The transition from a sigh to a song represents, to me, a shift from a sense of despair to one of hope. Gris’ ability once more to hope forges positive changes in the world around her. However, finding her voice is not itself the end of the game. It is a tool, and it needs to be taken actively out into the world and shared in order for it to change. Hoping for change is not an excuse not to act. Hope is a reason for not ceasing to act through despair.

Gris screenshot - aural glow

Granting Forgiveness

Richard E. Grant is, in conversation, as affably charming as you might expect, garrulously spilling forth anecdotes but always to praise others rather than himself. He was visibly excited yet humbly grateful at his Academy Award nomination earlier in the day, for the performance that had just been screened in Can You Ever Forgive Me? He describes the project’s success, for which he has already received twenty-odd awards, as the culmination of many pieces falling into place. He was drawn to it by scriptwriter Jeff Whitty (who wrote Avenue Q) and director Marielle Heller (for Diary of a Teenage Girl). His only concern was whether this would be a vehicle for Melissa McCarthy’s comedy, fears that were allayed over a two-hour planning lunch with her (there was otherwise no rehearsal before filming began).

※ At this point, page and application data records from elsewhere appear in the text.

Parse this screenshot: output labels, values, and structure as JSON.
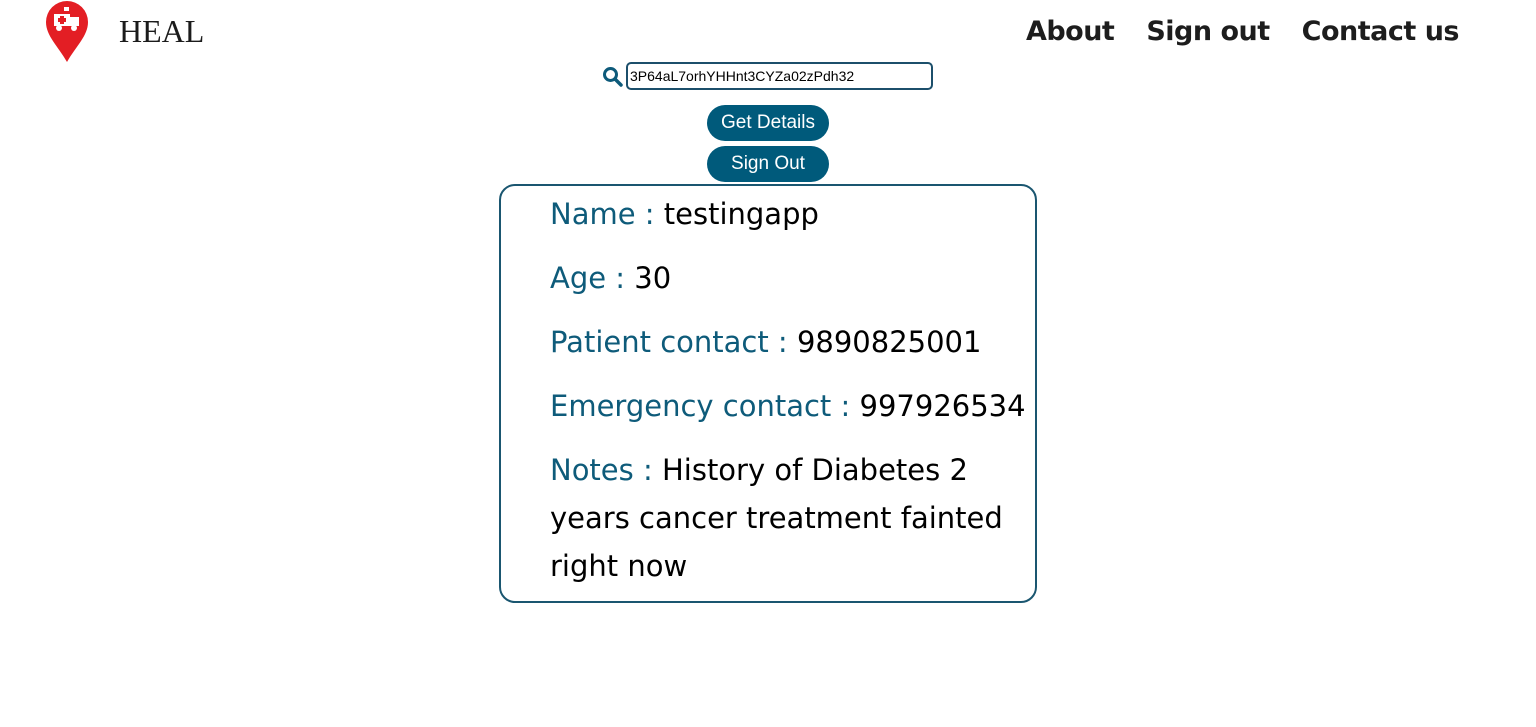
{
  "brand": {
    "name": "HEAL",
    "logo_icon": "ambulance-pin-icon",
    "logo_color": "#e31e24"
  },
  "nav": {
    "about": "About",
    "sign_out": "Sign out",
    "contact": "Contact us"
  },
  "search": {
    "icon": "search-icon",
    "value": "3P64aL7orhYHHnt3CYZa02zPdh32"
  },
  "buttons": {
    "get_details": "Get Details",
    "sign_out": "Sign Out"
  },
  "colors": {
    "accent": "#005a7b",
    "label": "#0e5b7a"
  },
  "patient": {
    "name_label": "Name : ",
    "name": "testingapp",
    "age_label": "Age : ",
    "age": "30",
    "contact_label": "Patient contact : ",
    "contact": "9890825001",
    "emergency_label": "Emergency contact : ",
    "emergency": "997926534",
    "notes_label": "Notes : ",
    "notes": "History of Diabetes 2 years cancer treatment fainted right now"
  }
}
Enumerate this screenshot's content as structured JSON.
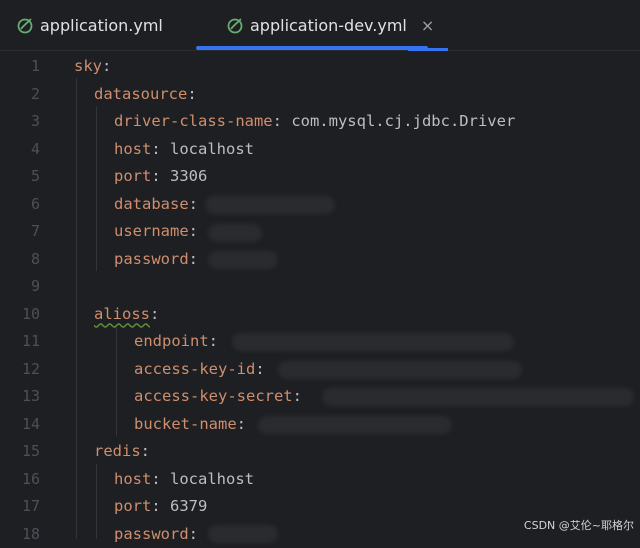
{
  "tabs": [
    {
      "label": "application.yml",
      "active": false
    },
    {
      "label": "application-dev.yml",
      "active": true,
      "close": "×"
    }
  ],
  "code": {
    "lines": [
      {
        "no": "1",
        "key": "sky",
        "sep": ":",
        "value": ""
      },
      {
        "no": "2",
        "key": "datasource",
        "sep": ":",
        "value": ""
      },
      {
        "no": "3",
        "key": "driver-class-name",
        "sep": ":",
        "value": " com.mysql.cj.jdbc.Driver"
      },
      {
        "no": "4",
        "key": "host",
        "sep": ":",
        "value": " localhost"
      },
      {
        "no": "5",
        "key": "port",
        "sep": ":",
        "value": " 3306"
      },
      {
        "no": "6",
        "key": "database",
        "sep": ":",
        "value": ""
      },
      {
        "no": "7",
        "key": "username",
        "sep": ":",
        "value": ""
      },
      {
        "no": "8",
        "key": "password",
        "sep": ":",
        "value": ""
      },
      {
        "no": "9",
        "key": "",
        "sep": "",
        "value": ""
      },
      {
        "no": "10",
        "key": "alioss",
        "sep": ":",
        "value": ""
      },
      {
        "no": "11",
        "key": "endpoint",
        "sep": ":",
        "value": ""
      },
      {
        "no": "12",
        "key": "access-key-id",
        "sep": ":",
        "value": ""
      },
      {
        "no": "13",
        "key": "access-key-secret",
        "sep": ":",
        "value": ""
      },
      {
        "no": "14",
        "key": "bucket-name",
        "sep": ":",
        "value": ""
      },
      {
        "no": "15",
        "key": "redis",
        "sep": ":",
        "value": ""
      },
      {
        "no": "16",
        "key": "host",
        "sep": ":",
        "value": " localhost"
      },
      {
        "no": "17",
        "key": "port",
        "sep": ":",
        "value": " 6379"
      },
      {
        "no": "18",
        "key": "password",
        "sep": ":",
        "value": ""
      }
    ]
  },
  "watermark": "CSDN @艾伦~耶格尔",
  "colors": {
    "background": "#1e1f22",
    "key": "#cf8e6d",
    "value": "#bcbec4",
    "line_number": "#4b5059",
    "tab_active_underline": "#3574f0"
  }
}
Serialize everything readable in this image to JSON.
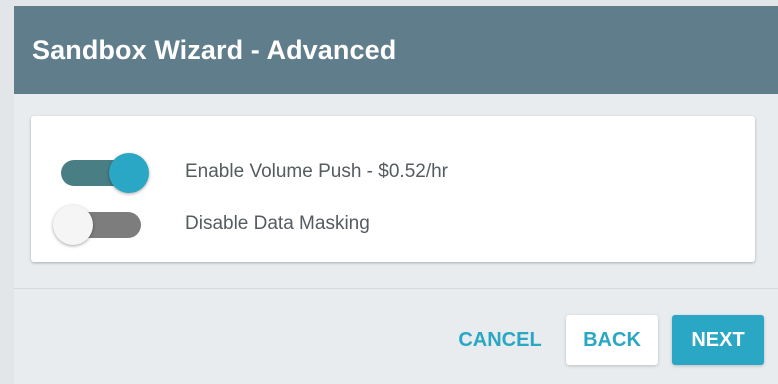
{
  "dialog": {
    "title": "Sandbox Wizard - Advanced"
  },
  "options": [
    {
      "label": "Enable Volume Push - $0.52/hr",
      "checked": true
    },
    {
      "label": "Disable Data Masking",
      "checked": false
    }
  ],
  "footer": {
    "cancel_label": "CANCEL",
    "back_label": "BACK",
    "next_label": "NEXT"
  },
  "colors": {
    "header_bg": "#607d8b",
    "accent": "#2aa7c4",
    "toggle_on_track": "#497e85",
    "toggle_off_track": "#7d7d7d"
  }
}
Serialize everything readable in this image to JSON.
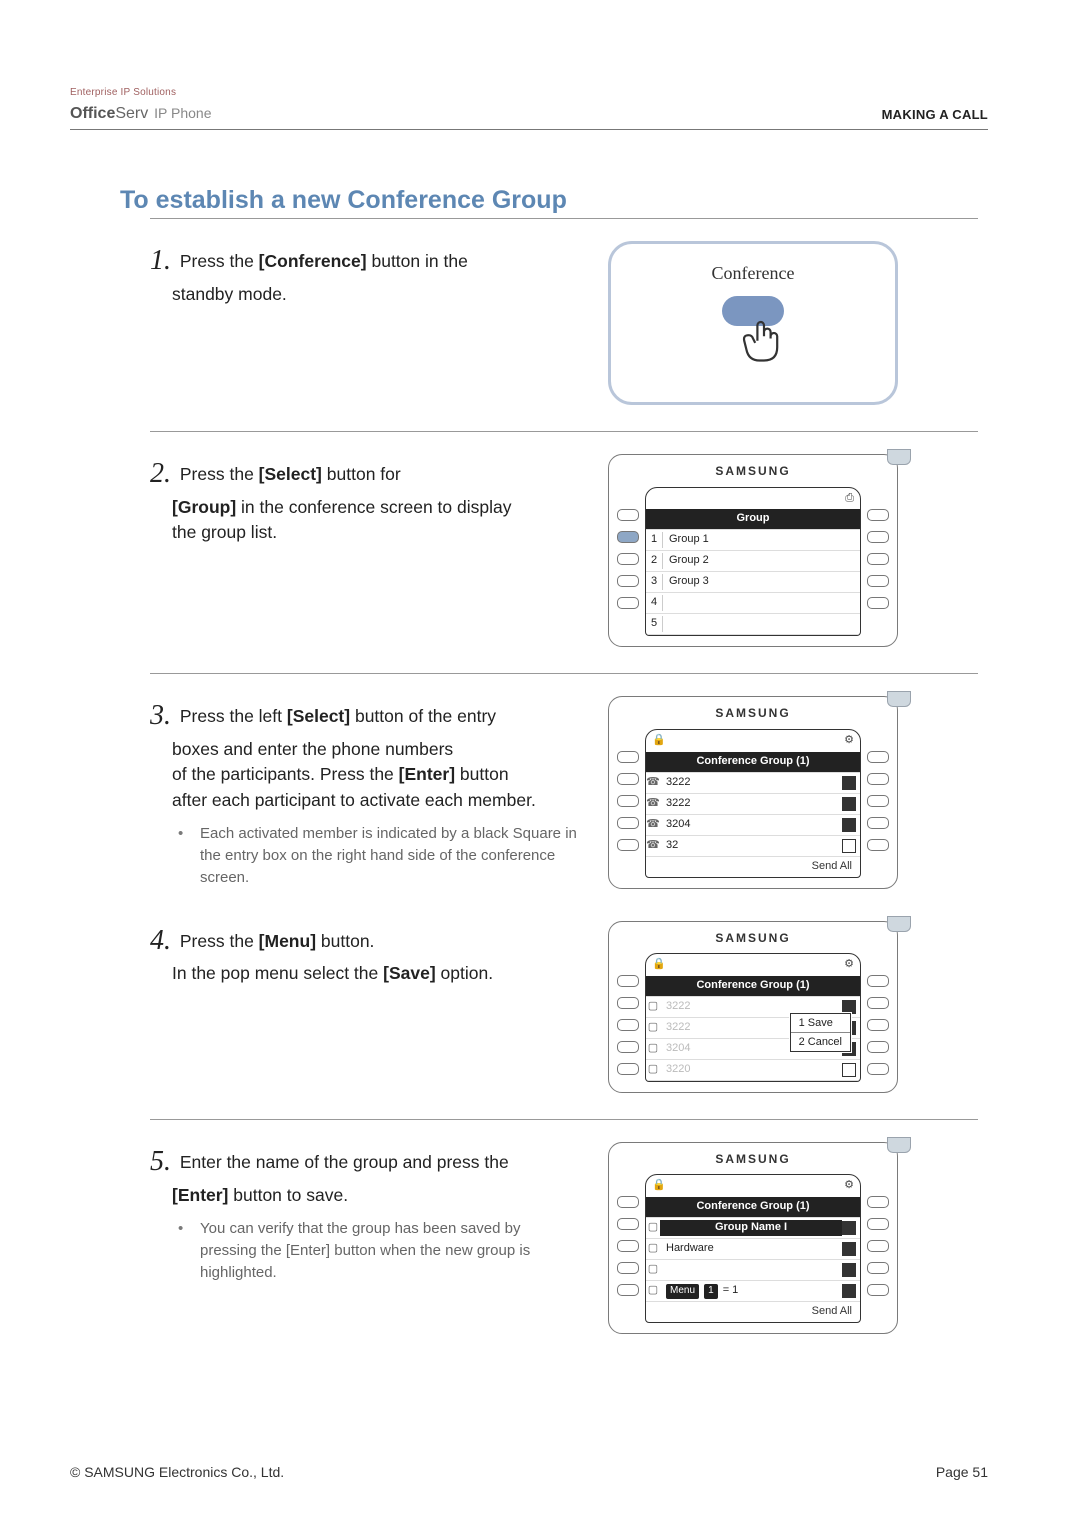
{
  "header": {
    "brand_small": "Enterprise IP Solutions",
    "brand_bold": "Office",
    "brand_rest": "Serv",
    "brand_sub": " IP Phone",
    "right": "MAKING A CALL"
  },
  "heading": "To establish a new Conference Group",
  "steps": {
    "s1": {
      "num": "1.",
      "a": "Press the ",
      "b1": "[Conference]",
      "c": " button in the",
      "d": "standby mode."
    },
    "s2": {
      "num": "2.",
      "a": "Press the ",
      "b1": "[Select]",
      "c": " button for",
      "d1": "[Group]",
      "e": " in the conference screen to display",
      "f": "the group list."
    },
    "s3": {
      "num": "3.",
      "a": "Press the left ",
      "b1": "[Select]",
      "c": " button of the entry",
      "d": "boxes and enter the phone numbers",
      "e": "of the participants. Press the ",
      "b2": "[Enter]",
      "f": " button",
      "g": "after each participant to activate each member.",
      "bullet": "Each activated member is indicated by a black Square in the entry box on the right hand side of the conference screen."
    },
    "s4": {
      "num": "4.",
      "a": "Press the ",
      "b1": "[Menu]",
      "c": " button.",
      "d": "In the pop menu select the ",
      "b2": "[Save]",
      "e": " option."
    },
    "s5": {
      "num": "5.",
      "a": "Enter the name of the group and press the",
      "b1": "[Enter]",
      "c": " button to save.",
      "bullet": "You can verify that the group has been saved by pressing the [Enter] button when the new group is highlighted."
    }
  },
  "shots": {
    "brand": "SAMSUNG",
    "s1_label": "Conference",
    "s2": {
      "title": "Group",
      "rows": [
        "Group 1",
        "Group 2",
        "Group 3",
        "",
        ""
      ],
      "topicon": "⎙"
    },
    "s3": {
      "title": "Conference Group (1)",
      "rows": [
        "3222",
        "3222",
        "3204",
        "32"
      ],
      "sendall": "Send All",
      "lock": "🔒",
      "gear": "⚙"
    },
    "s4": {
      "title": "Conference Group (1)",
      "rows": [
        "3222",
        "3222",
        "3204",
        "3220"
      ],
      "popup": [
        "1  Save",
        "2  Cancel"
      ],
      "lock": "🔒",
      "gear": "⚙"
    },
    "s5": {
      "title": "Conference Group (1)",
      "groupname_label": "Group Name I",
      "hardware": "Hardware",
      "menu": "Menu",
      "one": "1",
      "sendall": "Send All",
      "lock": "🔒",
      "gear": "⚙"
    }
  },
  "footer": {
    "left": "© SAMSUNG Electronics Co., Ltd.",
    "right": "Page 51"
  }
}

Richard E. Grant being interviewed after a screening of Can You Ever Forgive Me?

Grant realised McCarthy had not seen Withnail and I when she complimented with some surprise his ability to act drunk. Whilst he acknowledges comparison between the performances is inevitable “when you play two alcoholics in period coats”, he is glad that the roles were thirty years apart and was not consciously channelling anything of Withnail. That may come as a slightly surprise given that he plays Portland-born Jack Hock as English, but this was a directorial choice rather than his own (in fact an earlier, failed incarnation of the project had Chris O’Dowd cast in the role).

Having come off what he described as the “Testostoworld” (coming soon to theatres) of Logan‘s massive, male-dominated set, he loved the intimacy of a small picture with rarely more than three people conversing in a scene and predominantly female crew. That is not to say he dislikes working on big movies: he is enthusiastic about appearing in Star Wars at the end of the year, although he perhaps misread the room a little when looking for excitement at JJ Abrams directing.

Richard E. Grant

When asked what convinces him to take on a role, Grant prefaces his response by noting with self-deprecation that he appeared in Spice World: The Movie. Like the plethora of British talent to appear in the film, he was instructed to take the role by a family member, as his daughter wanted to meet the Spice Girls. I wonder how many others are, like him, finding on the flip-side that it now opens doors with younger talent like Lena Dunham who wrote him into Girls because of that movie.

He reminisced about acting alongside Daniel Day-Lewis in The Age of Innocence, joking that he prostrated himself in thanks that the legendary actor had turned down the role of Withnail, thus providing Grant with a career. After the first day, however, Day-Lewis blanked him on set, and it took Michelle Pfeiffer to explain that the method actor would continue this throughout shooting since their characters disliked one another. He finally broke character on Grant’s final day of shooting to envelop him in a hug and tell him it had been an honour working together. Which understandably, after weeks of being ignored, simply felt surreal.

I could not say unequivocally whether Jack Hock is Grant’s best performance, but when a long-serving character actor finally receives that elusive recognition, it is hard not to root for him to win.

« Older posts

"Luck is the residue of design."

(CC) BY-NC 2004-2021 Priyan Meewella

Up ↑